Despite clear and unequivocal recommendations, the ban stayed on the books until the 28th of May, 2015, when it was finally abolished. By that time, most major political parties had voted on both sides of the issue, citing everything from the preservation of the climate for debate and the concern for religious minorities to pure political expediency as rationale for their positions.

As Yvonne Sherwood has observed, blasphemy – like comedy – is all about timing and direction.  When acts of blasphemy carried the sentence of beheading in the 17th century, it was because they were perceived as attacks directed at the very foundations of the political order, reminiscent of the motivations behind contemporary prohibitions against blasphemy in countries like Pakistan and Afghanistan.

As the nature of the Norwegian political order and its relation to divine sanction has changed dramatically over the following centuries, blasphemous expressions have been robbed of their primary sense of direction and purpose. With the expansion of the concept of prohibited blasphemy to cover all religions, the determination and recognition of punishable offenses became radically context-dependent – no longer serving the interests of state power and the majority religion, the ban was no longer practically applicable.

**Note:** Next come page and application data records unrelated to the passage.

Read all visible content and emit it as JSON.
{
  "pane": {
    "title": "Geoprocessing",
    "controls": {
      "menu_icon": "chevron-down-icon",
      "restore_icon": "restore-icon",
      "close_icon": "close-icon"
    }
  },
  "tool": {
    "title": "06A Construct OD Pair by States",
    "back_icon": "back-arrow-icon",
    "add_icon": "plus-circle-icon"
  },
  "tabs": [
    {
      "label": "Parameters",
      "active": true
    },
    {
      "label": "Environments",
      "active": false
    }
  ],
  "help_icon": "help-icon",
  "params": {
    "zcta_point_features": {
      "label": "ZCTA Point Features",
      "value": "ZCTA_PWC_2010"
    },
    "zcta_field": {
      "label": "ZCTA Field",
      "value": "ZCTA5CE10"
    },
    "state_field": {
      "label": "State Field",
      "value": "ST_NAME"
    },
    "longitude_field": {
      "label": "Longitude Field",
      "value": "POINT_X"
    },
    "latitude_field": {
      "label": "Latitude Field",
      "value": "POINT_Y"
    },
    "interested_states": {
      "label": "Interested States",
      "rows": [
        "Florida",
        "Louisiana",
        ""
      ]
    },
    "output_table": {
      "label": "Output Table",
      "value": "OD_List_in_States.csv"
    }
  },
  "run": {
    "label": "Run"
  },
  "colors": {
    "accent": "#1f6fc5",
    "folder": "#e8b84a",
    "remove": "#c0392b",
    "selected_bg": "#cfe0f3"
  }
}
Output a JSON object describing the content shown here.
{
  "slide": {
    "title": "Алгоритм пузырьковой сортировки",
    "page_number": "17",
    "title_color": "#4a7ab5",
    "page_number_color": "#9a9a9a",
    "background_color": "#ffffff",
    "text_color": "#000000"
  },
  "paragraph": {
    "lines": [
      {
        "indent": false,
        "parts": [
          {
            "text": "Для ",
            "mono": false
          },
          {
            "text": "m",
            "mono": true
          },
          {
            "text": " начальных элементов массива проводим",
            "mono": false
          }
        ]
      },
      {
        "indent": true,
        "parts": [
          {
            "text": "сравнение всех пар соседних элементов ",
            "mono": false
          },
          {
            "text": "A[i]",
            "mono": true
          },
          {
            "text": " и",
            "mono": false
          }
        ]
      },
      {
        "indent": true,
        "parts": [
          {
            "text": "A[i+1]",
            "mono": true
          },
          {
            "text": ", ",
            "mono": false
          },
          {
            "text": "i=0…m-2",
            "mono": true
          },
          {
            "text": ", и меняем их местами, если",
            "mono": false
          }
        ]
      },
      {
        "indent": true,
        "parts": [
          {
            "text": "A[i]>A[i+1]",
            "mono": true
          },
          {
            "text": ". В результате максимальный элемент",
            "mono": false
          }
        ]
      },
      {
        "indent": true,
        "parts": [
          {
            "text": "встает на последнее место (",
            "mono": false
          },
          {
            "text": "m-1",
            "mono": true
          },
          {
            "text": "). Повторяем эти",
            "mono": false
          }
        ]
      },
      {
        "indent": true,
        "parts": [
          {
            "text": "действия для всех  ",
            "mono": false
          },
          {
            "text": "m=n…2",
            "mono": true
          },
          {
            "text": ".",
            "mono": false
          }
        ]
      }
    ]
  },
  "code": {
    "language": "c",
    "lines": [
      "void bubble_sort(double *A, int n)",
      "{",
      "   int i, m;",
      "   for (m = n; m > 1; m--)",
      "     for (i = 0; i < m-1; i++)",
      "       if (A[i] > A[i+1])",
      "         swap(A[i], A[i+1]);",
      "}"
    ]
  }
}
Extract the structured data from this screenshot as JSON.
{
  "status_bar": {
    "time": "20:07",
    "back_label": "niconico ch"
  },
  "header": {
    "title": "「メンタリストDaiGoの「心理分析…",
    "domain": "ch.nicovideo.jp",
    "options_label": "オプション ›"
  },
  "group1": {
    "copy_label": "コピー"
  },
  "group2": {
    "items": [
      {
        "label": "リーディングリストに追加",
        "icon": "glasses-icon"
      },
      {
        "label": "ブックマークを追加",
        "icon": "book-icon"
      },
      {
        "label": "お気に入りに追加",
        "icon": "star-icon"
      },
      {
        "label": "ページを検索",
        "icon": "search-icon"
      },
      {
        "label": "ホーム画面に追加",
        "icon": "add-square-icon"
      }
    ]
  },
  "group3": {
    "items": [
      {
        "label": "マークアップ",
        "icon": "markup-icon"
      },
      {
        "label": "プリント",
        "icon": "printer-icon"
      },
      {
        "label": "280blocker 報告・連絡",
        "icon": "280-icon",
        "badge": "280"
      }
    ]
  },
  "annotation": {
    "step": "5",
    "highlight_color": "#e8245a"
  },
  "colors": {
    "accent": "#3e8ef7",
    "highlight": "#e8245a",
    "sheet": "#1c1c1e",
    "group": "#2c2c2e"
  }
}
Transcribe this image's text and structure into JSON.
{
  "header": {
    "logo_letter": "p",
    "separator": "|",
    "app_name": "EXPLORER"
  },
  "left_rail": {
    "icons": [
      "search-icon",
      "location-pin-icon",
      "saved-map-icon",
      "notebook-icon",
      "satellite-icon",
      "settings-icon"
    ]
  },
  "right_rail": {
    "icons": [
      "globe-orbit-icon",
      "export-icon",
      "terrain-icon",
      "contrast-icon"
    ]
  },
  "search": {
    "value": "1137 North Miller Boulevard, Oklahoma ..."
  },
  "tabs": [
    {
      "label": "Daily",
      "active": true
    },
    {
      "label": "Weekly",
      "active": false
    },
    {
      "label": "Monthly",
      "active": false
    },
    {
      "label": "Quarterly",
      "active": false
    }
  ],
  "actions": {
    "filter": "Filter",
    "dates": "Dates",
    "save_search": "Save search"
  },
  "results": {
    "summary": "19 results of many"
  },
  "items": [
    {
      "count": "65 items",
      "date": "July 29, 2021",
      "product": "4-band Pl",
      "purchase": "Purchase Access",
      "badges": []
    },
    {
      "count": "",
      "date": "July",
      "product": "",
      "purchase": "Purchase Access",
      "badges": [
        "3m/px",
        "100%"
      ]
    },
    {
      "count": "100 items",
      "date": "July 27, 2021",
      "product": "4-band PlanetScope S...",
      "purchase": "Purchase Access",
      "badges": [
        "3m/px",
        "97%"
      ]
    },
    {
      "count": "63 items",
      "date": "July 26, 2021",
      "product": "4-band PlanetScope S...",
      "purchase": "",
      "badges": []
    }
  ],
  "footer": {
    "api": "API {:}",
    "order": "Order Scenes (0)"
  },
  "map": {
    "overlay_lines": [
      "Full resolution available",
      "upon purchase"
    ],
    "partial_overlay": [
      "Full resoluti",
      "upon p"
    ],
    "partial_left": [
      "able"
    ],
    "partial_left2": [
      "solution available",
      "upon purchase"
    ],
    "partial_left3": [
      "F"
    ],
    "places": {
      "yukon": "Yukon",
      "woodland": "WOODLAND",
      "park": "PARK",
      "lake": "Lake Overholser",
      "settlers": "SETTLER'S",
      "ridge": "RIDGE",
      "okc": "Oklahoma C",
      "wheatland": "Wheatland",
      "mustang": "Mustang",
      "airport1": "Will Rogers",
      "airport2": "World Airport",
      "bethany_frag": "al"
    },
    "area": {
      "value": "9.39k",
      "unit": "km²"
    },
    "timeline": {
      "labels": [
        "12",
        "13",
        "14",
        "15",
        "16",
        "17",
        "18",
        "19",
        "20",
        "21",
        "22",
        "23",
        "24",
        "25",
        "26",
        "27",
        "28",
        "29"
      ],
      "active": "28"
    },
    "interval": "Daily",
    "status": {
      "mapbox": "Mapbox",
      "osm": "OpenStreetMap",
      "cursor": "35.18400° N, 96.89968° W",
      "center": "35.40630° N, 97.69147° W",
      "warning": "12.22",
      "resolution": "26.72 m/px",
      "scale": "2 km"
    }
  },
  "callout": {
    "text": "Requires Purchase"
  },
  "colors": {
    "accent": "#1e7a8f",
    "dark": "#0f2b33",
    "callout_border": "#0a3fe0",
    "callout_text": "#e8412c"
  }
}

Although the expansion of the ban technically offered protection for all religions from 1934, reform efforts to remove the ban were immediately opened at the first signs of any religious tradition outside mainstream Christianity seeking protection under the ban, indicating the inextricable connection between bans on blasphemy and the dominant role of majority religions.